material available for artwork and a range of techniques can be tailored to the needs of the hypo- or hypersensitive child. Because each child with autism has a varied and individual sensory profile, an art therapist needs to be familiar with an autistic individual’s particular profile(s) to prudently use the art material. This would necessitate working in collaboration with the child’s occupational therapist to better understand the child’s sensory issues or to have access to the child’s developmental and psychological assessments if they are available. Important questions that would need to be answered would relate to the child’s sensitivity and reactivity toward particular sensory input. The therapist who is familiar with the sensory profile of an autistic child may be able to open the door to communication and relational development. Because of its concrete and visual nature, art-making can also aid a client with autism by offering avenues of expression that are potentially soothing. This is because the individual can engage in alternative, yet still sensory, modes of repetitive artistic expression. Current art therapy approaches with children with autism are believed to provide a venue for the autistic child’s self-expression and self-regulation and to provide nonverbal visual tools to facilitate social skills and communication. According to Martin (2009a), art-making may satisfy an innate aestheticism in these children in addition to providing channels for their self-stimulatory and repetitive behaviors. She adds that “lack of imagination and abstract thinking skills is one of the three major deficits of autism yet is the one least often addressed by most therapists; art therapists have a unique ability to improve these skills” (Martin, 2009b, p. 188). Through attunement of the art therapist and the child’s own sensory experience, autistic children can also improve their imitation skills, motor skills, and coordination. These skills can further bolster emotional awareness and understanding, emotional regulation, and social skills (Gabriels & Gaffey, 2012). Gilroy (2006) enumerates several studies conducted by art therapists with children on the autismspectrum using art therapy as an intervention. These studies also support the efficacy of art therapy in the social, behavioral, and developmental areas of the child (Evans & Dubowski, 2001; Henley, 2001). More empirical studies on art therapy for autism are still called for. According to Gomez and Baird (2005), most of the research in autism has been in the areas of sensorimotor development, communication, and cognitive and social aspects, and it has been done retrospectively.
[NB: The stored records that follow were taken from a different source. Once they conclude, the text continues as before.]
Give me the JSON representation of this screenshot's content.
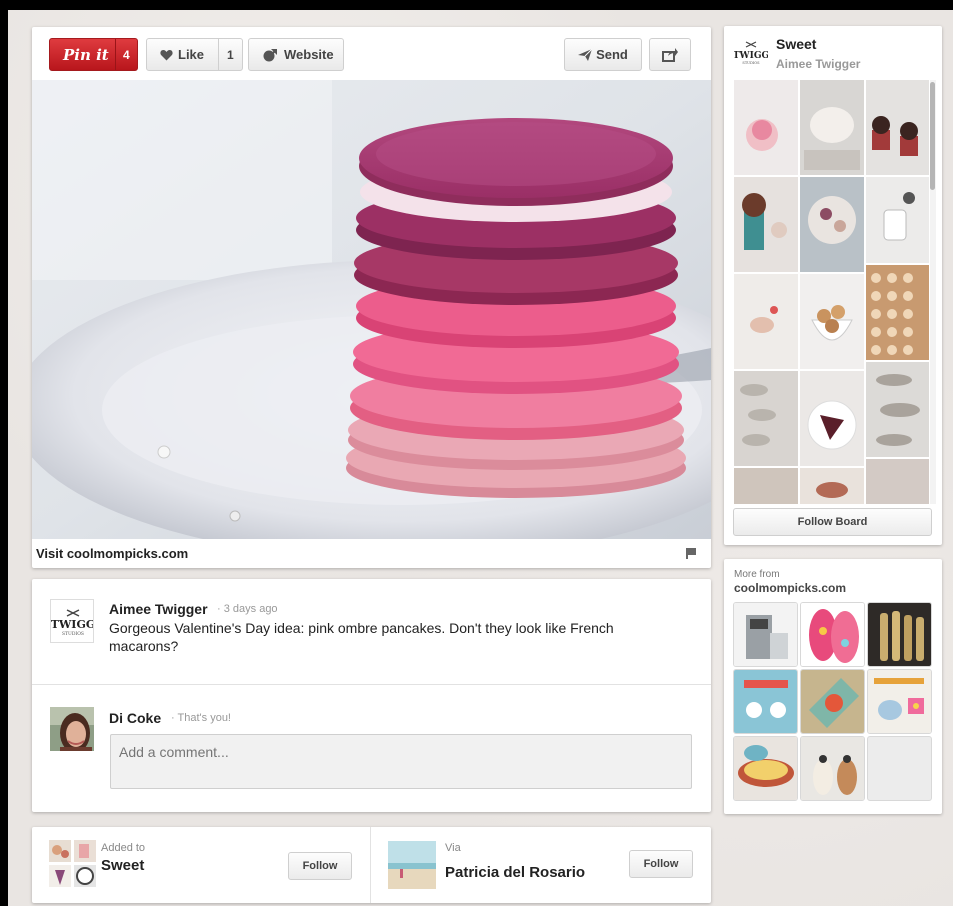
{
  "toolbar": {
    "pin_it_label": "Pin it",
    "pin_count": "4",
    "like_label": "Like",
    "like_count": "1",
    "website_label": "Website",
    "send_label": "Send"
  },
  "pin": {
    "visit_link": "Visit coolmompicks.com"
  },
  "description": {
    "author": "Aimee Twigger",
    "time": "3 days ago",
    "text": "Gorgeous Valentine's Day idea: pink ombre pancakes. Don't they look like French macarons?"
  },
  "comment": {
    "user_name": "Di Coke",
    "user_note": "That's you!",
    "placeholder": "Add a comment..."
  },
  "added_to": {
    "label": "Added to",
    "board": "Sweet",
    "follow_label": "Follow"
  },
  "via": {
    "label": "Via",
    "name": "Patricia del Rosario",
    "follow_label": "Follow"
  },
  "board": {
    "logo_text": "TWIGG",
    "logo_sub": "STUDIOS",
    "name": "Sweet",
    "owner": "Aimee Twigger",
    "follow_label": "Follow Board"
  },
  "more_from": {
    "label": "More from",
    "source": "coolmompicks.com"
  },
  "colors": {
    "pin_red": "#cb2027",
    "page_bg": "#e9e5e2",
    "card_bg": "#ffffff"
  }
}
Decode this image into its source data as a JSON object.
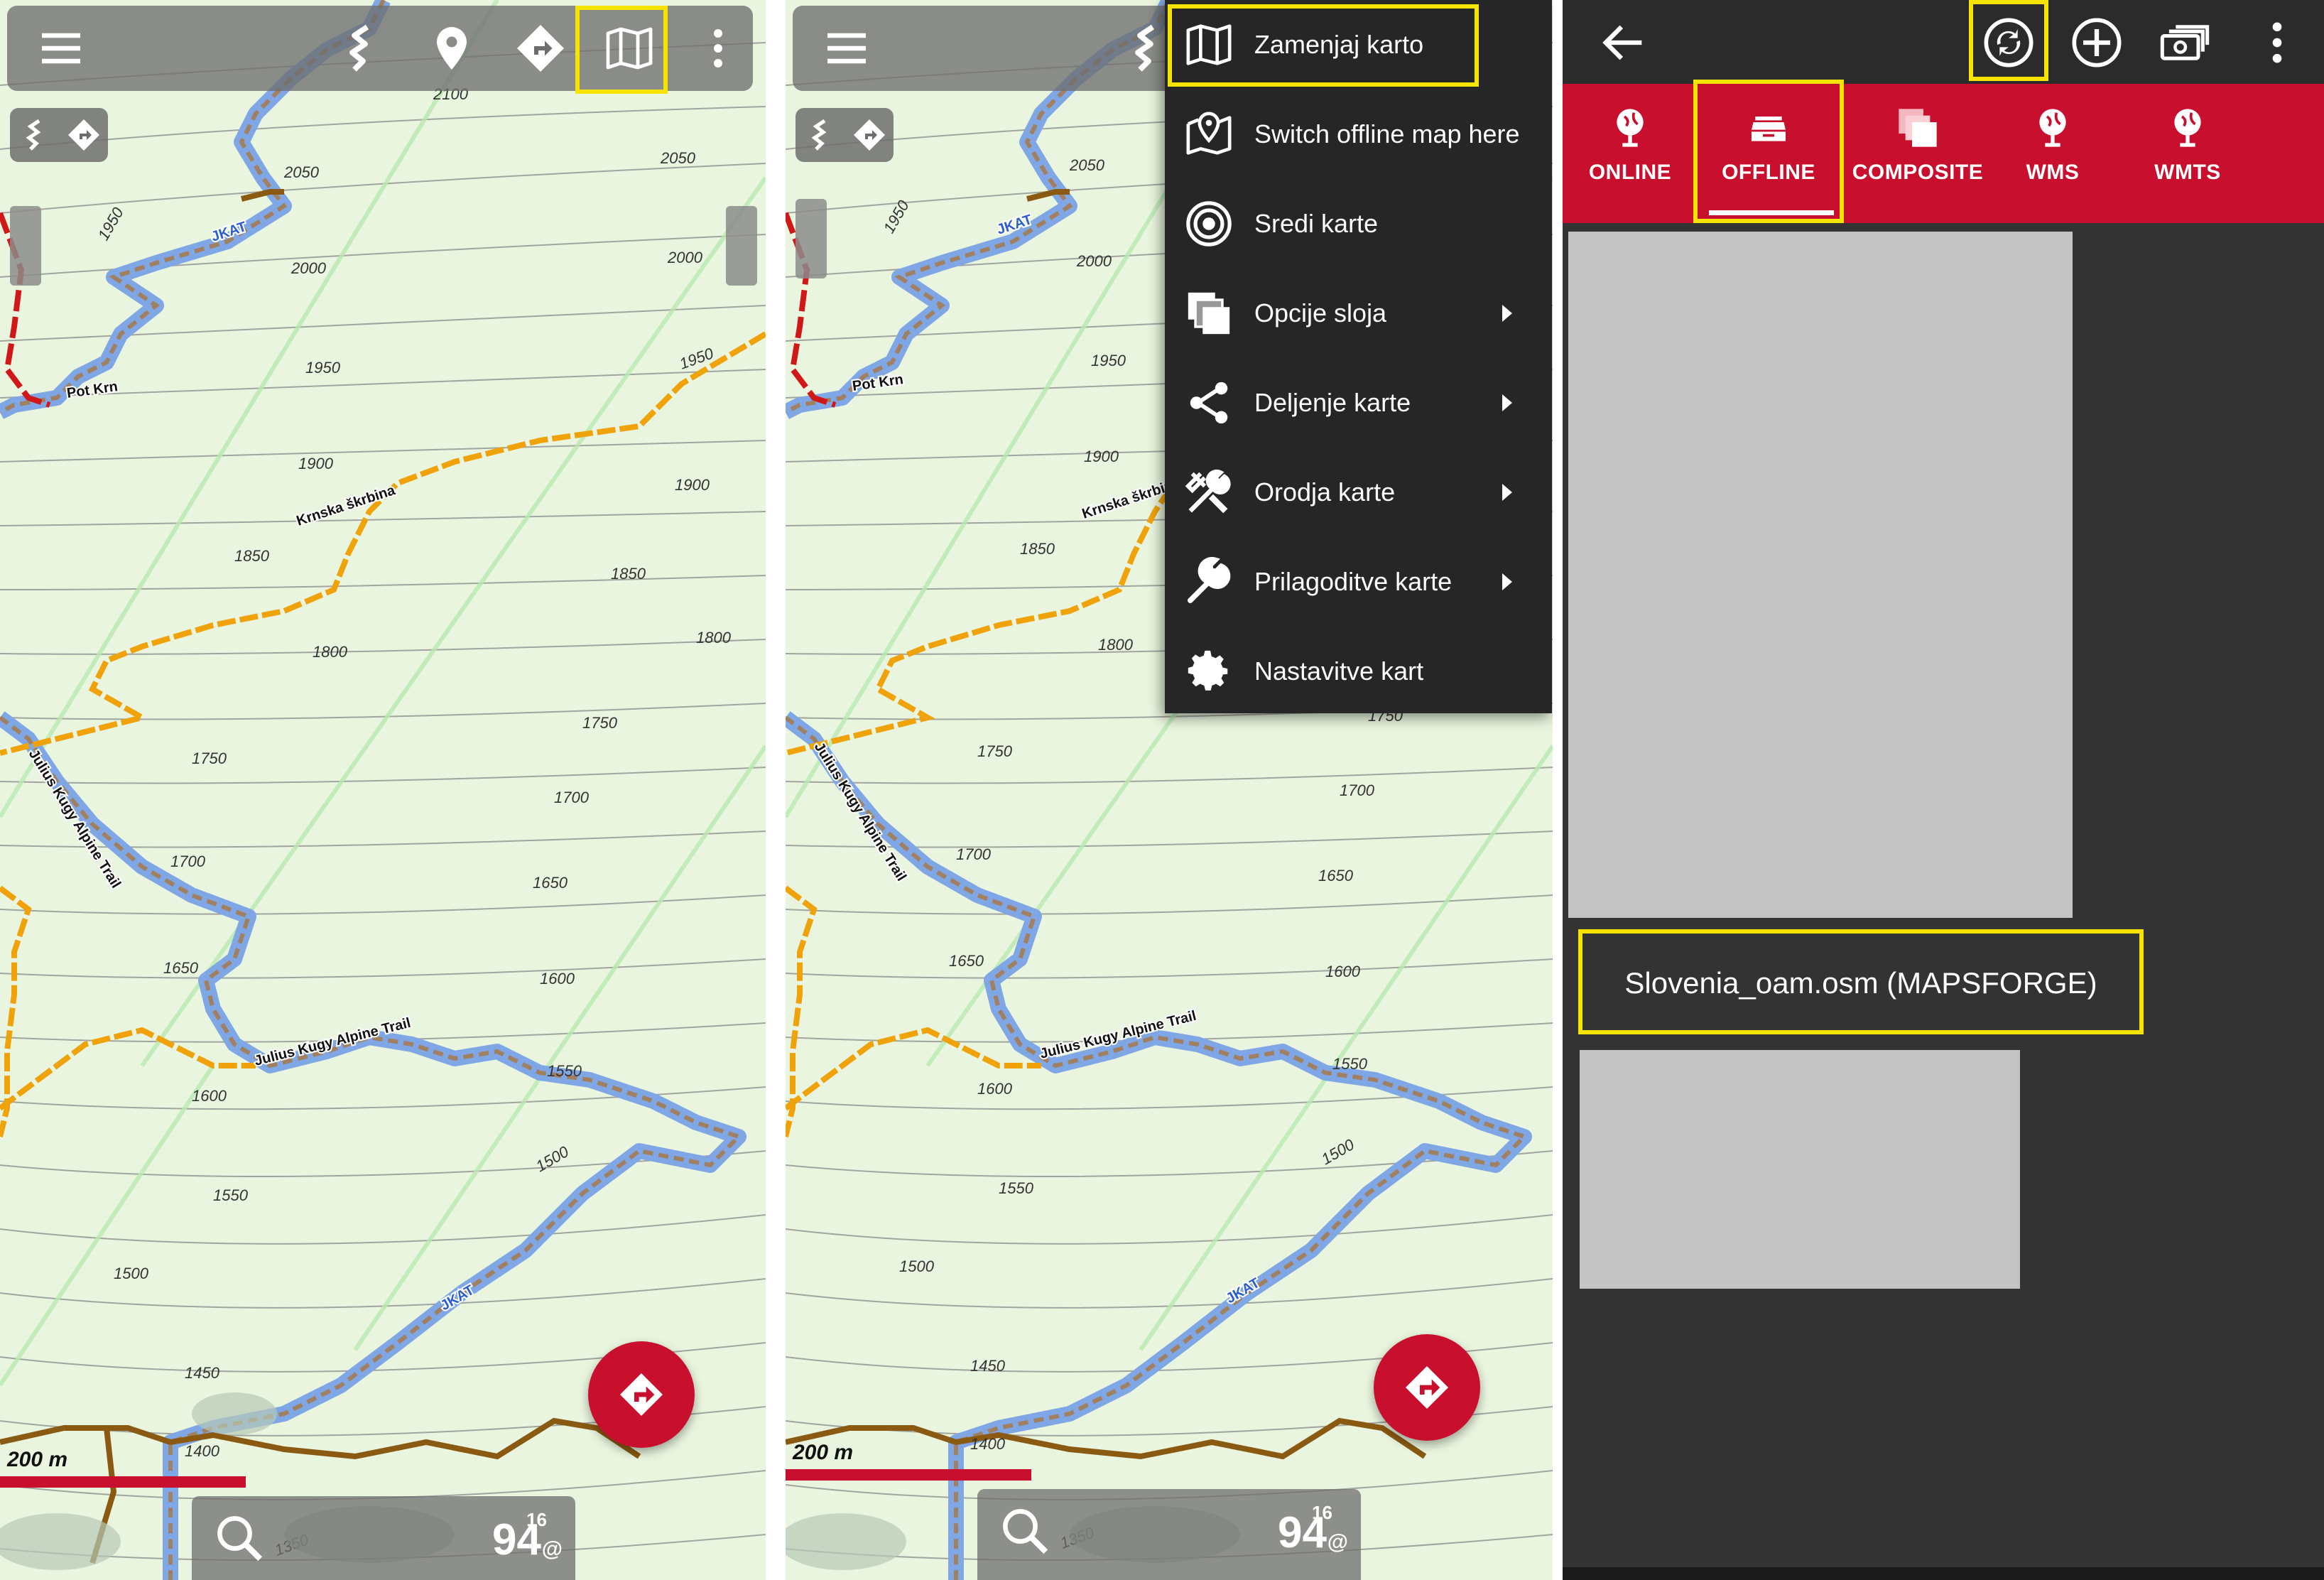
{
  "panels": {
    "left": {
      "scale_label": "200 m",
      "zoom_level": "94",
      "zoom_superscript": "16",
      "zoom_unit": "@",
      "trail_labels": {
        "jkat_top": "JKAT",
        "pot_krn": "Pot Krn",
        "krnska": "Krnska škrbina",
        "julius_upper": "Julius Kugy Alpine Trail",
        "julius_lower": "Julius Kugy Alpine Trail",
        "jkat_bottom": "JKAT"
      },
      "contours": [
        "2100",
        "2050",
        "2050",
        "2000",
        "2000",
        "1950",
        "1950",
        "1950",
        "1900",
        "1900",
        "1850",
        "1850",
        "1800",
        "1800",
        "1750",
        "1750",
        "1700",
        "1700",
        "1650",
        "1650",
        "1600",
        "1600",
        "1550",
        "1550",
        "1500",
        "1500",
        "1450",
        "1400",
        "1350"
      ]
    },
    "middle": {
      "scale_label": "200 m",
      "zoom_level": "94",
      "zoom_superscript": "16",
      "zoom_unit": "@",
      "trail_labels": {
        "jkat_top": "JKAT",
        "pot_krn": "Pot Krn",
        "krnska": "Krnska škrbin",
        "julius_upper": "Julius Kugy Alpine Trail",
        "julius_lower": "Julius Kugy Alpine Trail",
        "jkat_bottom": "JKAT"
      },
      "menu": {
        "items": [
          {
            "label": "Zamenjaj karto",
            "icon": "map-icon",
            "submenu": false
          },
          {
            "label": "Switch offline map here",
            "icon": "map-pin-icon",
            "submenu": false
          },
          {
            "label": "Sredi karte",
            "icon": "target-icon",
            "submenu": false
          },
          {
            "label": "Opcije sloja",
            "icon": "layers-icon",
            "submenu": true
          },
          {
            "label": "Deljenje karte",
            "icon": "share-icon",
            "submenu": true
          },
          {
            "label": "Orodja karte",
            "icon": "tools-icon",
            "submenu": true
          },
          {
            "label": "Prilagoditve karte",
            "icon": "wrench-icon",
            "submenu": true
          },
          {
            "label": "Nastavitve kart",
            "icon": "gear-icon",
            "submenu": false
          }
        ]
      }
    },
    "right": {
      "tabs": [
        {
          "label": "ONLINE",
          "icon": "globe-pin-icon"
        },
        {
          "label": "OFFLINE",
          "icon": "offline-tray-icon"
        },
        {
          "label": "COMPOSITE",
          "icon": "composite-icon"
        },
        {
          "label": "WMS",
          "icon": "globe-pin-icon"
        },
        {
          "label": "WMTS",
          "icon": "globe-pin-icon"
        }
      ],
      "active_tab": "OFFLINE",
      "map_entry": "Slovenia_oam.osm (MAPSFORGE)"
    }
  },
  "colors": {
    "map_bg": "#e9f5de",
    "accent_red": "#c8102e",
    "highlight": "#f5e400",
    "trail_blue": "#7fa7e6",
    "trail_orange": "#f0a20a",
    "contour": "#7a7a7a",
    "menu_bg": "#262626",
    "panel_dark": "#333333"
  }
}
Most therapies for children with ASD focus on the cognitive and behavioral aspects of the disorder, often neglecting the psychological implications for development. As such, research concerning social and emotional development is rather limited.